Finally, the battery life: the new Watch has a bigger battery in it to compensate for the GPS and the brighter display. And it's definitely better than the first Watch: a couple days ago I put the Watch on first thing in the morning, popped the display up to full brightness, went through a day of notifications, used GPS during an hour-long bike ride, and still had 20 percent battery left later that night. But it's still a charge-every-day kind of thing if you work out, which is one of my least favorite aspects of smartwatches.
If you're considering the Apple Watch as a fitness tracker, it's actually fairly easy to go down the line and answer a series of questions. If you already have an iPhone, really want GPS and waterproofing, like the app notifications, don't care about having to charge it every day, and have at least $369 dollars to spend, then go for it. Athletes who want a tri-sport mode, a completely visible display, and hours and hours of GPS-equipped battery life will want to look elsewhere. In terms of fitness tracking, it's still a big step up from the first generation.
But beyond health and fitness, the question of whether to get an Apple Watch comes down, more than ever, to the question of which ecosystem you want to live in. Unlike many other wearables, even ones that run Google's platform, when you buy an Apple Watch you're buying into Apple products in general. Together, the iPhone plus Apple Watch plus AirPods work well.
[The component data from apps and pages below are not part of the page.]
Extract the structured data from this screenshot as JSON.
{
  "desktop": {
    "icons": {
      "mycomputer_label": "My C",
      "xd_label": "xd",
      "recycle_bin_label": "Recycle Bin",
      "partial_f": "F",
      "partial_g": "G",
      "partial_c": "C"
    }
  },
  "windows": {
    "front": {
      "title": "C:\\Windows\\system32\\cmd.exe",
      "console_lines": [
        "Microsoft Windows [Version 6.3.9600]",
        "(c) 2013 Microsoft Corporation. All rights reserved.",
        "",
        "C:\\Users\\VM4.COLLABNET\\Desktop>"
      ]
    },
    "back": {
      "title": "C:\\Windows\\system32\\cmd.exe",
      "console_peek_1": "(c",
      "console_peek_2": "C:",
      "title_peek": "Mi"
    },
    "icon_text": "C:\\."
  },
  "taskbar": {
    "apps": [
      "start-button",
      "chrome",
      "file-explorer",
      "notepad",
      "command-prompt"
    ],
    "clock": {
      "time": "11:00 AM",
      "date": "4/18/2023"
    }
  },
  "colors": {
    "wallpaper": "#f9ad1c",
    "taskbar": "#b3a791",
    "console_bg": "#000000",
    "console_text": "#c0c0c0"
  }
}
Only one of them works well alone, and it's not the Watch.
The Apple Watch is also part of a picture of modern tech — one that is slowly coming into focus, but might still be fuzzy for a lot of people. It's a scene where the phone is basically a pocket computer that acts as the central processing hub, but our interactions occur through other things. The AirPods I've been using are preproduction units, so our review won't be posting until later, but in my experience so far, they take away the friction that comes with Bluetooth earphones. Once I connected them with the new iPhone, they were automatically paired with the Watch on my wrist.
There's something effortlessly cool (and yes, expensive and even ridiculous) about having your phone ring across the room or in your bag, looking down and accepting the call on your wrist, and knowing the wire-free AirPods in your ears are going to pick up the call. We're entering an era where technology hardware might eventually disappear into the background, as touch and voice and gesture become our more frequent interactions, but the irony is that all of this requires piling on a bunch of hardware to get there first.
The Series 2 Watch is another step in that direction. It's another piece of hardware on your wrist, one that looks the same as the one before it. But it's not about a new form factor; Apple has made that clear with its newest products. It's about what the thing can actually do.
Apple Watch Series 2